It was a grim year for bond markets, which had to contend with rising inflation and interest rates. Having started the year with a yield of around 1.5%, the US 10-year bond yield hit a peak of over 4.2% by October, though this had started to moderate by the end of the year as investors increasingly priced in a recession. In November, the US government bond yield curve inverted - where longer-term interest rates are lower than short-term interest rates - suggesting investors believe the Federal Reserve will slow the pace at which it raises interest rates. This has typically been a precursor to recession.
Where the US led, other bond markets followed. The UK has its own idiosyncratic problems, when an ill-judged ‘mini-budget’ under new Prime Minister Liz Truss in September 2022 crashed the pound and caused a spike in UK borrowing costs. It prompted her resignation and a hasty reversal of almost all the measures from incoming Chancellor Jeremy Hunt. He announced a range of tax rises and spending cuts to shore the UK’s international reputation for fiscal responsibility once again. For the time being, UK gilts have settled at a more normalised level.
Rising yields meant significant losses for investors. Most bond investors saw double-digit falls in their bond investments over the year and at points, some, longer dated, UK government bonds were down by as much as 40%. This has been very difficult, with many investors holding bonds as a low-risk, ‘safe haven’ asset class in their portfolio. It may be little reassurance, but bond prices have recovered from those lows and yields are now at more reasonable levels reflecting the interest rate environment more accurately. They may once again be able to fulfil their traditional role in portfolios – as a source of income and a diversifier from equities.

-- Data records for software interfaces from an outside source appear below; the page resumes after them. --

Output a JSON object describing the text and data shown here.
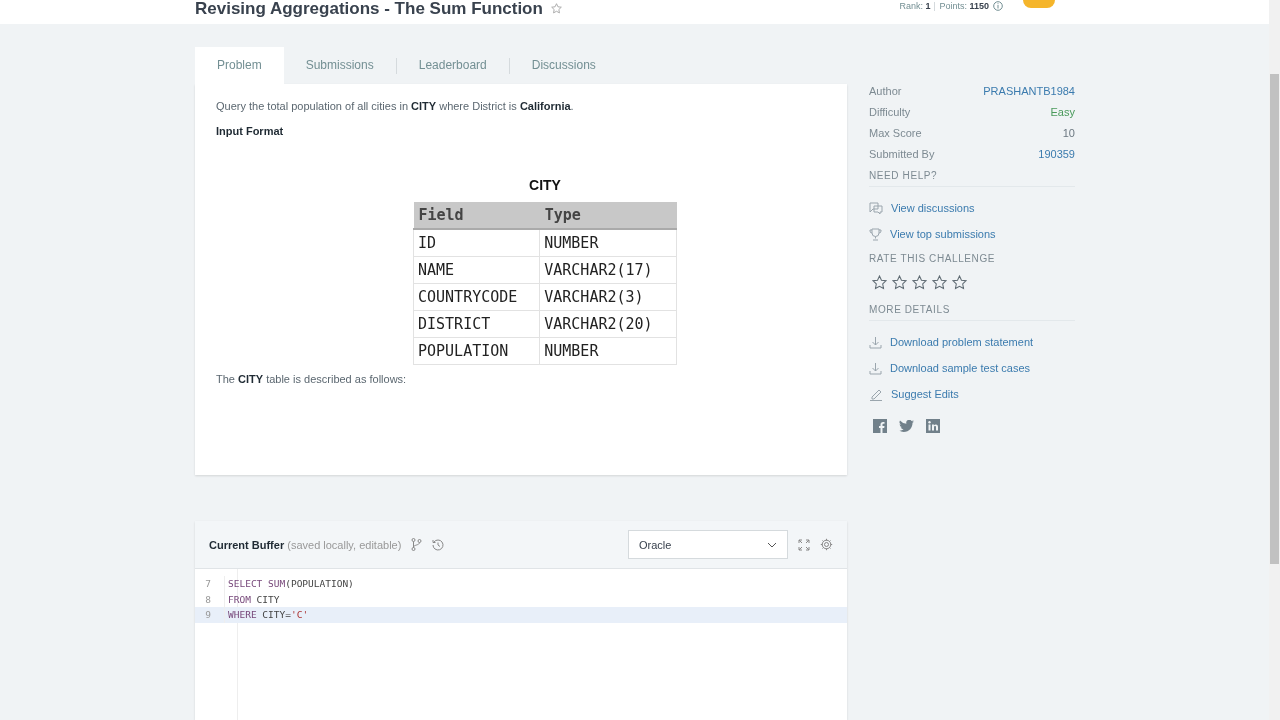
{
  "header": {
    "title": "Revising Aggregations - The Sum Function",
    "rank_label": "Rank:",
    "rank": "1",
    "points_label": "Points:",
    "points": "1150"
  },
  "tabs": [
    {
      "label": "Problem",
      "selected": true
    },
    {
      "label": "Submissions",
      "selected": false
    },
    {
      "label": "Leaderboard",
      "selected": false
    },
    {
      "label": "Discussions",
      "selected": false
    }
  ],
  "problem": {
    "statement": "Query the total population of all cities in **CITY** where District is **California**.",
    "input_heading": "Input Format",
    "table_image": {
      "title": "CITY",
      "columns": [
        "Field",
        "Type"
      ],
      "rows": [
        [
          "ID",
          "NUMBER"
        ],
        [
          "NAME",
          "VARCHAR2(17)"
        ],
        [
          "COUNTRYCODE",
          "VARCHAR2(3)"
        ],
        [
          "DISTRICT",
          "VARCHAR2(20)"
        ],
        [
          "POPULATION",
          "NUMBER"
        ]
      ]
    },
    "description": "The **CITY** table is described as follows:"
  },
  "details": [
    {
      "label": "Author",
      "value": "PRASHANTB1984",
      "kind": "link"
    },
    {
      "label": "Difficulty",
      "value": "Easy",
      "kind": "level"
    },
    {
      "label": "Max Score",
      "value": "10",
      "kind": "plain"
    },
    {
      "label": "Submitted By",
      "value": "190359",
      "kind": "link"
    }
  ],
  "help": {
    "heading": "NEED HELP?",
    "links": [
      {
        "label": "View discussions"
      },
      {
        "label": "View top submissions"
      }
    ]
  },
  "rating": {
    "heading": "RATE THIS CHALLENGE",
    "stars": 0
  },
  "more": {
    "heading": "MORE DETAILS",
    "links": [
      {
        "label": "Download problem statement"
      },
      {
        "label": "Download sample test cases"
      },
      {
        "label": "Suggest Edits"
      }
    ]
  },
  "editor": {
    "title": "Current Buffer",
    "subtitle": "(saved locally, editable)",
    "language": "Oracle",
    "lines": [
      {
        "number": "7",
        "tokens": [
          {
            "text": "SELECT SUM",
            "kind": "keyword"
          },
          {
            "text": "(POPULATION)",
            "kind": "plain"
          }
        ],
        "selected": false
      },
      {
        "number": "8",
        "tokens": [
          {
            "text": "FROM",
            "kind": "keyword"
          },
          {
            "text": " CITY",
            "kind": "plain"
          }
        ],
        "selected": false
      },
      {
        "number": "9",
        "tokens": [
          {
            "text": "WHERE",
            "kind": "keyword"
          },
          {
            "text": " CITY=",
            "kind": "plain"
          },
          {
            "text": "'C'",
            "kind": "string"
          }
        ],
        "selected": true
      }
    ]
  }
}
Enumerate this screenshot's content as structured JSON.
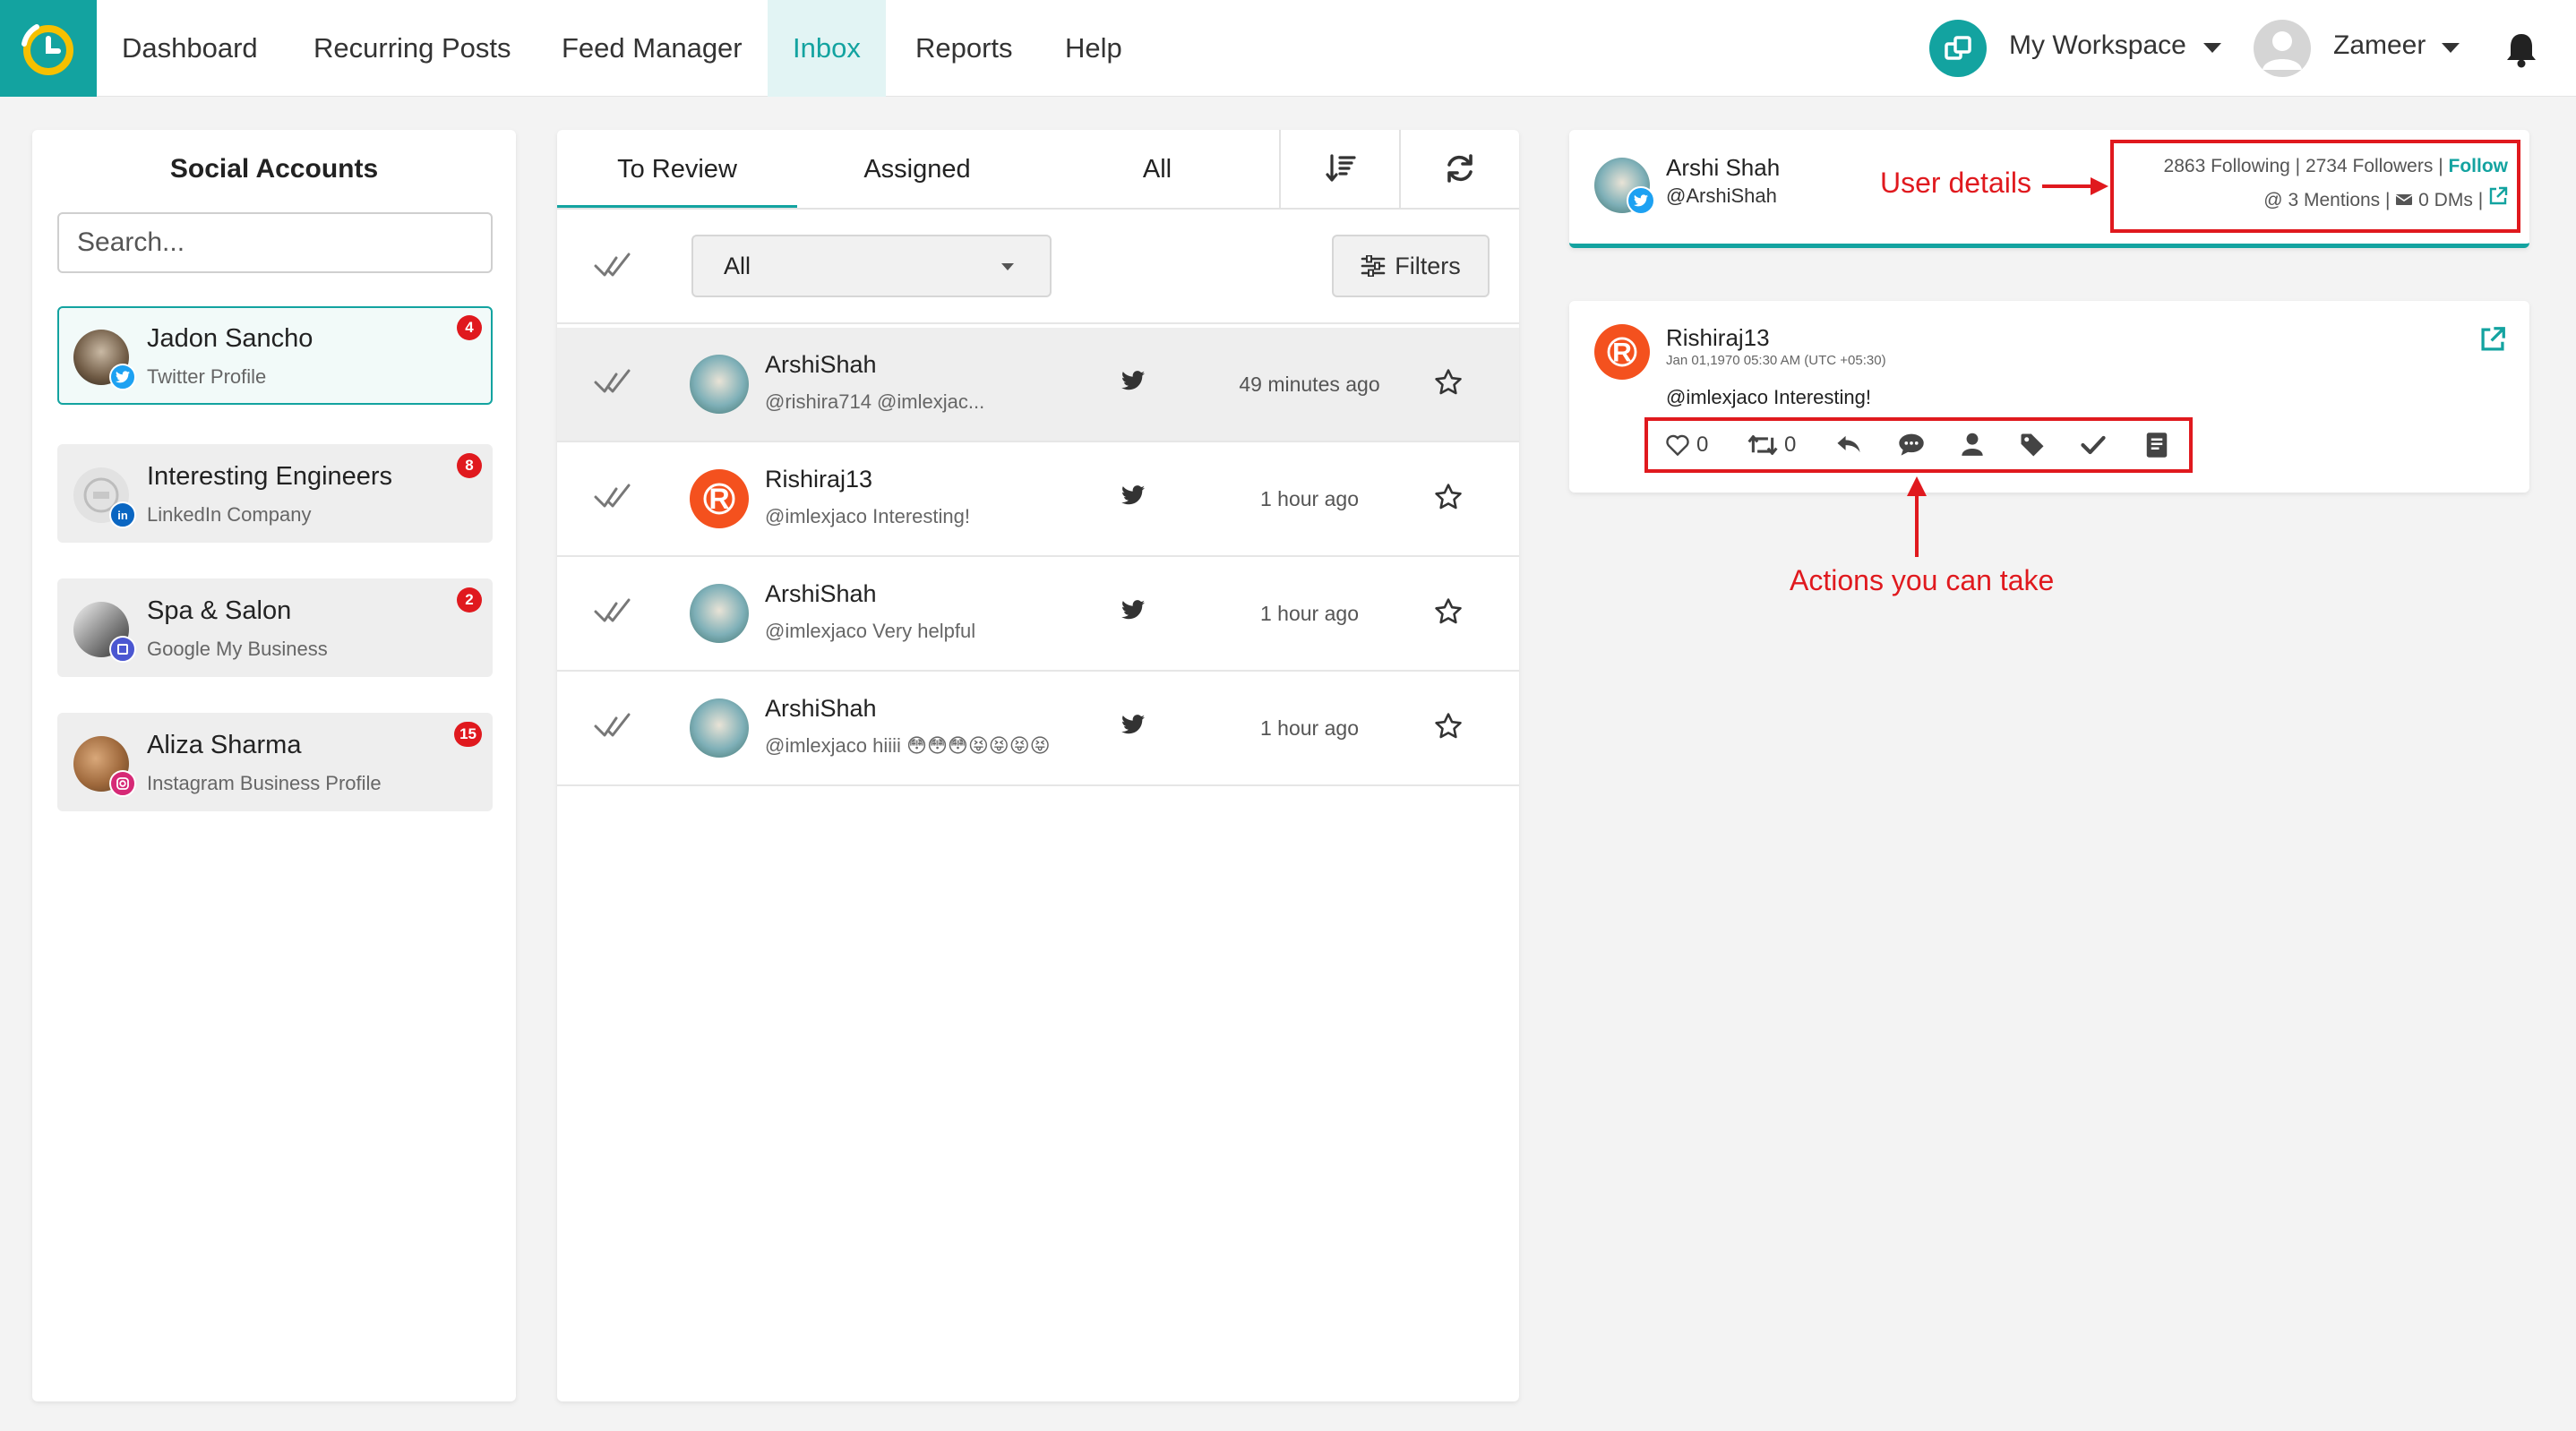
{
  "colors": {
    "accent": "#13a3a0",
    "alert": "#e0191e",
    "twitter": "#1da1f2",
    "linkedin": "#0a66c2",
    "gmb": "#4b57d1",
    "instagram": "#d62976"
  },
  "nav": {
    "items": [
      "Dashboard",
      "Recurring Posts",
      "Feed Manager",
      "Inbox",
      "Reports",
      "Help"
    ],
    "active": "Inbox",
    "workspace": "My Workspace",
    "user": "Zameer",
    "icons": {
      "logo": "clock-logo-icon",
      "workspace": "workspace-icon",
      "notifications": "bell-icon"
    }
  },
  "social_accounts": {
    "title": "Social Accounts",
    "search_placeholder": "Search...",
    "items": [
      {
        "name": "Jadon Sancho",
        "type": "Twitter Profile",
        "badge": "4",
        "network": "twitter"
      },
      {
        "name": "Interesting Engineers",
        "type": "LinkedIn Company",
        "badge": "8",
        "network": "linkedin"
      },
      {
        "name": "Spa & Salon",
        "type": "Google My Business",
        "badge": "2",
        "network": "gmb"
      },
      {
        "name": "Aliza Sharma",
        "type": "Instagram Business Profile",
        "badge": "15",
        "network": "instagram"
      }
    ]
  },
  "inbox": {
    "tabs": [
      "To Review",
      "Assigned",
      "All"
    ],
    "active_tab": "To Review",
    "filter_select": "All",
    "filters_label": "Filters",
    "rows": [
      {
        "name": "ArshiShah",
        "text": "@rishira714 @imlexjac...",
        "time": "49 minutes ago",
        "network": "twitter"
      },
      {
        "name": "Rishiraj13",
        "text": "@imlexjaco Interesting!",
        "time": "1 hour ago",
        "network": "twitter"
      },
      {
        "name": "ArshiShah",
        "text": "@imlexjaco Very helpful",
        "time": "1 hour ago",
        "network": "twitter"
      },
      {
        "name": "ArshiShah",
        "text": "@imlexjaco hiiii 😳😳😳😝😝😝😝",
        "time": "1 hour ago",
        "network": "twitter"
      }
    ]
  },
  "user_details": {
    "name": "Arshi Shah",
    "handle": "@ArshiShah",
    "following": "2863 Following",
    "followers": "2734 Followers",
    "follow_label": "Follow",
    "mentions": "3 Mentions",
    "dms": "0 DMs",
    "annotation": "User details"
  },
  "post": {
    "author": "Rishiraj13",
    "date": "Jan 01,1970 05:30 AM (UTC +05:30)",
    "text": "@imlexjaco Interesting!",
    "likes": "0",
    "retweets": "0",
    "annotation": "Actions you can take"
  }
}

Investors enter 2023 chastened by a difficult year
With most major economies at or near recession, there may seem to be little immediate cause for optimism. However, inflation appears to be nearing its peak, company earnings are holding up, stock market valuations look far more realistic today and, most importantly, there are opportunities for active managers in every environment. Stock markets typically turn some way ahead of the global economy, so we believe it will be important to stay invested.
 World Economic Outlook October 2022, imf.org, 11 October 2022
 World Economic Outlook January 2022, imf.org, 25 January 2022
 US inflation cools to lowest level since January, Financial Times, 10 November 2022
 Here’s what the Federal Reserve’s fourth 0.75 percentage point interest rate hike means for you, CNBC, 2 November 2022
 Fed's inflation fight is 'unconditional,' Powell says, Reuters, 23 June 2022
 U.S. 10 Year Treasury Note, marketwatch.com, [accessed 5 December 2022]
 Refinitiv / Evelyn Partners
By necessity, this briefing can only provide a short overview and it is essential to seek professional advice before applying the contents of this article. This briefing does not constitute advice nor a recommendation relating to the acquisition or disposal of investments. No responsibility can be taken for any loss arising from action taken or refrained from on the basis of this publication. Details correct at time of writing.
The value of an investment may go down as well as up and you may get back less than you originally invested.
Past performance is not a guide to future performance.